— Aim of the task —
The records below should be printed once more, exactly as they appear.

— Extracted records —
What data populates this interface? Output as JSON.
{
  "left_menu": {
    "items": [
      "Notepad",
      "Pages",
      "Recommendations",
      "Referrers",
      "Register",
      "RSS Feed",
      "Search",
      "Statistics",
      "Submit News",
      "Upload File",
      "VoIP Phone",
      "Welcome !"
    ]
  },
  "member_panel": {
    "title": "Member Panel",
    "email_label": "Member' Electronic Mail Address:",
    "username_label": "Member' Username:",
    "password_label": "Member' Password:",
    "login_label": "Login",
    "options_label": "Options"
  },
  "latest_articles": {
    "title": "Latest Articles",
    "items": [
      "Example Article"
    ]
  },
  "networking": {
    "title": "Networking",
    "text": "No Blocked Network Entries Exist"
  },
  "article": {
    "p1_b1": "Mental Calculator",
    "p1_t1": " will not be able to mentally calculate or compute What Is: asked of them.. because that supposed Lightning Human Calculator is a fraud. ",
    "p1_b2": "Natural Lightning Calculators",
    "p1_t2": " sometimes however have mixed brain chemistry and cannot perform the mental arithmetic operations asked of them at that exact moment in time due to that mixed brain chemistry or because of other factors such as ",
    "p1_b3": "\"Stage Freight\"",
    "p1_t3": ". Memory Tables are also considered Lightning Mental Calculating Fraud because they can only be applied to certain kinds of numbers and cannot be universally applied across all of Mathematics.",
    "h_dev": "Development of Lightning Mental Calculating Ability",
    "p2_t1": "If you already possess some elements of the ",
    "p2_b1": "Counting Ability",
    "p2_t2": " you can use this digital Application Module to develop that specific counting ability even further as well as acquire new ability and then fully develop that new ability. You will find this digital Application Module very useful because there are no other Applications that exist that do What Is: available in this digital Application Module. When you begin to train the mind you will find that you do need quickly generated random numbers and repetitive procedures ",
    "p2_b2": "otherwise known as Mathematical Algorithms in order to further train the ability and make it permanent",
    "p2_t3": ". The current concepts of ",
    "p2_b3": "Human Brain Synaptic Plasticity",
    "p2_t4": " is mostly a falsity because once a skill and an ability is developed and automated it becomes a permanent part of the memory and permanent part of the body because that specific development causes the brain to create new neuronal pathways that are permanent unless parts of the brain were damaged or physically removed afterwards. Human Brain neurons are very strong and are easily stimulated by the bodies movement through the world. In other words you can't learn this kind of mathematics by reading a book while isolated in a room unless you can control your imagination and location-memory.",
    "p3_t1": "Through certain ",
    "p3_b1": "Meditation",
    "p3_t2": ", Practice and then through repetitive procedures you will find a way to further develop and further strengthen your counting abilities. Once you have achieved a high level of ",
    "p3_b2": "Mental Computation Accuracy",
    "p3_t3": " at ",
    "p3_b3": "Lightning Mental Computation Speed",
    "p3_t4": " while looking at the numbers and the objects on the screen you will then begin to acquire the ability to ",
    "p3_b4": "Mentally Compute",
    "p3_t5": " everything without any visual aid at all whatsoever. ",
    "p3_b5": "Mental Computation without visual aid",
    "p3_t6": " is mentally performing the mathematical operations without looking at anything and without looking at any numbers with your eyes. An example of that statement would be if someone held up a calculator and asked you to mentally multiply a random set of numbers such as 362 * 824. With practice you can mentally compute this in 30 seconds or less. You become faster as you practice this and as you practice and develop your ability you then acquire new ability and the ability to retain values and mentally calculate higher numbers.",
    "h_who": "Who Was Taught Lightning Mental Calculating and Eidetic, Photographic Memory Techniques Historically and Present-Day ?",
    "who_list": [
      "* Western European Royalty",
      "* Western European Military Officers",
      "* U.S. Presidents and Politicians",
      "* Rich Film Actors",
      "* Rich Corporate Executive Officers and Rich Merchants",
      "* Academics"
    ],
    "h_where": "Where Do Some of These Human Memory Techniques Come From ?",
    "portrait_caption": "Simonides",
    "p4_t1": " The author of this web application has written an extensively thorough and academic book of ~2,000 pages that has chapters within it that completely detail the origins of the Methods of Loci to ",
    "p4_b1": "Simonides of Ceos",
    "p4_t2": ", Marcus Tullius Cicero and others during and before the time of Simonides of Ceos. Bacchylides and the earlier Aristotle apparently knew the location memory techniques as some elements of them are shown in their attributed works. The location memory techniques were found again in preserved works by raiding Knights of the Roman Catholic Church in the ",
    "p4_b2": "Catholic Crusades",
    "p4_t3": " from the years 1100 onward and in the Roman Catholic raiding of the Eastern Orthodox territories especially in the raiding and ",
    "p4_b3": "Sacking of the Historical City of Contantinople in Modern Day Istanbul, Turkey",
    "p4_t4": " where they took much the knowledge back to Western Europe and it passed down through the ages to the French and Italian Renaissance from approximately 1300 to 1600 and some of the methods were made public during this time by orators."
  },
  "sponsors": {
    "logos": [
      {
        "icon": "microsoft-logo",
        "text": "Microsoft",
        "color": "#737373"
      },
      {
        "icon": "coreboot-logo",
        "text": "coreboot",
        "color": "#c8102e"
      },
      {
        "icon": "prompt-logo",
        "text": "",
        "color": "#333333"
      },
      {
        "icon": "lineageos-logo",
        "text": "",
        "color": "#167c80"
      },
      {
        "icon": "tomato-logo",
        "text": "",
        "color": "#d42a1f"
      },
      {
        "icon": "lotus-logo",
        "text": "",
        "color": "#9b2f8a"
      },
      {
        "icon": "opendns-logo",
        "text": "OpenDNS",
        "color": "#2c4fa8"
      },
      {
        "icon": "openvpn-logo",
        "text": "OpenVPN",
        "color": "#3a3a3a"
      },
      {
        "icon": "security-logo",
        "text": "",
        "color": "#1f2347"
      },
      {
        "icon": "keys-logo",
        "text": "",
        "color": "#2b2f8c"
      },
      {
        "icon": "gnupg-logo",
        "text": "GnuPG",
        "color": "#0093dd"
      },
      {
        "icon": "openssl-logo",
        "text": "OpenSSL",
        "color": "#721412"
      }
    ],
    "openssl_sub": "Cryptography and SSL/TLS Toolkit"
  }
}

— Answer to this exercise —
What data populates this interface? Output as JSON.
{
  "left_menu": {
    "items": [
      "Notepad",
      "Pages",
      "Recommendations",
      "Referrers",
      "Register",
      "RSS Feed",
      "Search",
      "Statistics",
      "Submit News",
      "Upload File",
      "VoIP Phone",
      "Welcome !"
    ]
  },
  "member_panel": {
    "title": "Member Panel",
    "email_label": "Member' Electronic Mail Address:",
    "username_label": "Member' Username:",
    "password_label": "Member' Password:",
    "login_label": "Login",
    "options_label": "Options"
  },
  "latest_articles": {
    "title": "Latest Articles",
    "items": [
      "Example Article"
    ]
  },
  "networking": {
    "title": "Networking",
    "text": "No Blocked Network Entries Exist"
  },
  "article": {
    "p1_b1": "Mental Calculator",
    "p1_t1": " will not be able to mentally calculate or compute What Is: asked of them.. because that supposed Lightning Human Calculator is a fraud. ",
    "p1_b2": "Natural Lightning Calculators",
    "p1_t2": " sometimes however have mixed brain chemistry and cannot perform the mental arithmetic operations asked of them at that exact moment in time due to that mixed brain chemistry or because of other factors such as ",
    "p1_b3": "\"Stage Freight\"",
    "p1_t3": ". Memory Tables are also considered Lightning Mental Calculating Fraud because they can only be applied to certain kinds of numbers and cannot be universally applied across all of Mathematics.",
    "h_dev": "Development of Lightning Mental Calculating Ability",
    "p2_t1": "If you already possess some elements of the ",
    "p2_b1": "Counting Ability",
    "p2_t2": " you can use this digital Application Module to develop that specific counting ability even further as well as acquire new ability and then fully develop that new ability. You will find this digital Application Module very useful because there are no other Applications that exist that do What Is: available in this digital Application Module. When you begin to train the mind you will find that you do need quickly generated random numbers and repetitive procedures ",
    "p2_b2": "otherwise known as Mathematical Algorithms in order to further train the ability and make it permanent",
    "p2_t3": ". The current concepts of ",
    "p2_b3": "Human Brain Synaptic Plasticity",
    "p2_t4": " is mostly a falsity because once a skill and an ability is developed and automated it becomes a permanent part of the memory and permanent part of the body because that specific development causes the brain to create new neuronal pathways that are permanent unless parts of the brain were damaged or physically removed afterwards. Human Brain neurons are very strong and are easily stimulated by the bodies movement through the world. In other words you can't learn this kind of mathematics by reading a book while isolated in a room unless you can control your imagination and location-memory.",
    "p3_t1": "Through certain ",
    "p3_b1": "Meditation",
    "p3_t2": ", Practice and then through repetitive procedures you will find a way to further develop and further strengthen your counting abilities. Once you have achieved a high level of ",
    "p3_b2": "Mental Computation Accuracy",
    "p3_t3": " at ",
    "p3_b3": "Lightning Mental Computation Speed",
    "p3_t4": " while looking at the numbers and the objects on the screen you will then begin to acquire the ability to ",
    "p3_b4": "Mentally Compute",
    "p3_t5": " everything without any visual aid at all whatsoever. ",
    "p3_b5": "Mental Computation without visual aid",
    "p3_t6": " is mentally performing the mathematical operations without looking at anything and without looking at any numbers with your eyes. An example of that statement would be if someone held up a calculator and asked you to mentally multiply a random set of numbers such as 362 * 824. With practice you can mentally compute this in 30 seconds or less. You become faster as you practice this and as you practice and develop your ability you then acquire new ability and the ability to retain values and mentally calculate higher numbers.",
    "h_who": "Who Was Taught Lightning Mental Calculating and Eidetic, Photographic Memory Techniques Historically and Present-Day ?",
    "who_list": [
      "* Western European Royalty",
      "* Western European Military Officers",
      "* U.S. Presidents and Politicians",
      "* Rich Film Actors",
      "* Rich Corporate Executive Officers and Rich Merchants",
      "* Academics"
    ],
    "h_where": "Where Do Some of These Human Memory Techniques Come From ?",
    "portrait_caption": "Simonides",
    "p4_t1": " The author of this web application has written an extensively thorough and academic book of ~2,000 pages that has chapters within it that completely detail the origins of the Methods of Loci to ",
    "p4_b1": "Simonides of Ceos",
    "p4_t2": ", Marcus Tullius Cicero and others during and before the time of Simonides of Ceos. Bacchylides and the earlier Aristotle apparently knew the location memory techniques as some elements of them are shown in their attributed works. The location memory techniques were found again in preserved works by raiding Knights of the Roman Catholic Church in the ",
    "p4_b2": "Catholic Crusades",
    "p4_t3": " from the years 1100 onward and in the Roman Catholic raiding of the Eastern Orthodox territories especially in the raiding and ",
    "p4_b3": "Sacking of the Historical City of Contantinople in Modern Day Istanbul, Turkey",
    "p4_t4": " where they took much the knowledge back to Western Europe and it passed down through the ages to the French and Italian Renaissance from approximately 1300 to 1600 and some of the methods were made public during this time by orators."
  },
  "sponsors": {
    "logos": [
      {
        "icon": "microsoft-logo",
        "text": "Microsoft",
        "color": "#737373"
      },
      {
        "icon": "coreboot-logo",
        "text": "coreboot",
        "color": "#c8102e"
      },
      {
        "icon": "prompt-logo",
        "text": "",
        "color": "#333333"
      },
      {
        "icon": "lineageos-logo",
        "text": "",
        "color": "#167c80"
      },
      {
        "icon": "tomato-logo",
        "text": "",
        "color": "#d42a1f"
      },
      {
        "icon": "lotus-logo",
        "text": "",
        "color": "#9b2f8a"
      },
      {
        "icon": "opendns-logo",
        "text": "OpenDNS",
        "color": "#2c4fa8"
      },
      {
        "icon": "openvpn-logo",
        "text": "OpenVPN",
        "color": "#3a3a3a"
      },
      {
        "icon": "security-logo",
        "text": "",
        "color": "#1f2347"
      },
      {
        "icon": "keys-logo",
        "text": "",
        "color": "#2b2f8c"
      },
      {
        "icon": "gnupg-logo",
        "text": "GnuPG",
        "color": "#0093dd"
      },
      {
        "icon": "openssl-logo",
        "text": "OpenSSL",
        "color": "#721412"
      }
    ],
    "openssl_sub": "Cryptography and SSL/TLS Toolkit"
  }
}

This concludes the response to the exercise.